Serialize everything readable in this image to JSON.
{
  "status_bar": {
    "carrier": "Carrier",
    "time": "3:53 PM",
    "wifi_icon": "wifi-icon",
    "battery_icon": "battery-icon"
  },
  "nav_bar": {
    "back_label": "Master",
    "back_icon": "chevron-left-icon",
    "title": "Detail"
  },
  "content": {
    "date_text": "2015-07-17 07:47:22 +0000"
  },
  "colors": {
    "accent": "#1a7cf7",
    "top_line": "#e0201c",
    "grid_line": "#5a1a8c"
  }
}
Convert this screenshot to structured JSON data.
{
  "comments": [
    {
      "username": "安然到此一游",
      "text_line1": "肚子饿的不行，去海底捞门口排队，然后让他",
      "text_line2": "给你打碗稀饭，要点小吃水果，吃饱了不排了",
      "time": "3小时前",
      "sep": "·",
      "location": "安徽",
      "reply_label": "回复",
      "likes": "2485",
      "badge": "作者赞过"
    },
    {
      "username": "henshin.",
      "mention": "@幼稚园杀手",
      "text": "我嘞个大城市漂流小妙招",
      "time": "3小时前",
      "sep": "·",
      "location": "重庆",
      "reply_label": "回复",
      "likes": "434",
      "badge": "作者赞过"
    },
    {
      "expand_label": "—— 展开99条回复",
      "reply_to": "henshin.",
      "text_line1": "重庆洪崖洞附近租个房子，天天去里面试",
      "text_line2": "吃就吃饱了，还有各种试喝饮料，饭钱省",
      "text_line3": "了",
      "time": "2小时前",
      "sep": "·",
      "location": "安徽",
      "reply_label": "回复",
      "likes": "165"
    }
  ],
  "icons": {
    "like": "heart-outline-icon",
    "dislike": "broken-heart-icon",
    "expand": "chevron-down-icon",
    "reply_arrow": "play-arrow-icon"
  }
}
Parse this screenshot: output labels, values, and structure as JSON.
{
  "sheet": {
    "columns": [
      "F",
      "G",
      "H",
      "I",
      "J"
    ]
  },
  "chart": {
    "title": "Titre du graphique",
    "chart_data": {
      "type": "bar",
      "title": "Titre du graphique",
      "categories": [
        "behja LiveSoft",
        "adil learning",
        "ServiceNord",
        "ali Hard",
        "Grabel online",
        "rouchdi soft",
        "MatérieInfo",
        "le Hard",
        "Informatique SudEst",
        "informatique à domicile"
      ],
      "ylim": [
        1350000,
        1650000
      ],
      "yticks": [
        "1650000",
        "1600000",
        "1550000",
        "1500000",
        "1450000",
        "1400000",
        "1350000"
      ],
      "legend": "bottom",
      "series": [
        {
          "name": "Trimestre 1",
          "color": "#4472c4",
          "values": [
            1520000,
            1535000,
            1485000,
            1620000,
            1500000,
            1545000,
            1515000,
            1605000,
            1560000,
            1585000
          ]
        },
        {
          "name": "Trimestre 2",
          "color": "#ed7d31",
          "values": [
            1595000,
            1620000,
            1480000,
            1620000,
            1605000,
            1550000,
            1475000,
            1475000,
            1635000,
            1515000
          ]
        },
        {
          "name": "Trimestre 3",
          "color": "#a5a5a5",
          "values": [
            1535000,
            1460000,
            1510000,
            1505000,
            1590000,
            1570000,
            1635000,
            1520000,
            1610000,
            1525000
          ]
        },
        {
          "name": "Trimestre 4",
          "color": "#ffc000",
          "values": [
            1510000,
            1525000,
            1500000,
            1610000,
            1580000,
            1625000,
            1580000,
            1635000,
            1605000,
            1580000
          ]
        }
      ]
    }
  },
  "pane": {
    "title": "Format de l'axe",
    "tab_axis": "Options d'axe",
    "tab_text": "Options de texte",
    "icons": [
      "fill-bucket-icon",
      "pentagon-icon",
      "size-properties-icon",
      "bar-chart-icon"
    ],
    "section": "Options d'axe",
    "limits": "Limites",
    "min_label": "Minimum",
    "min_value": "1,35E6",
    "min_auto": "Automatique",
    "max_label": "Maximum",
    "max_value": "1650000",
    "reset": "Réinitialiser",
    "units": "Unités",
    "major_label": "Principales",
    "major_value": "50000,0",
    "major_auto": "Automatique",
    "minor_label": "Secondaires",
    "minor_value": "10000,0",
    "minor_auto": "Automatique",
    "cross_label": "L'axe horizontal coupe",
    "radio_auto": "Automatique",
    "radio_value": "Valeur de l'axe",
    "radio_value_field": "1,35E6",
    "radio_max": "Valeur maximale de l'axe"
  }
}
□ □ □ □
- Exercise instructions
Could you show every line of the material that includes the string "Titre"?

- Answer section
    "title": "Titre du graphique",
      "title": "Titre du graphique",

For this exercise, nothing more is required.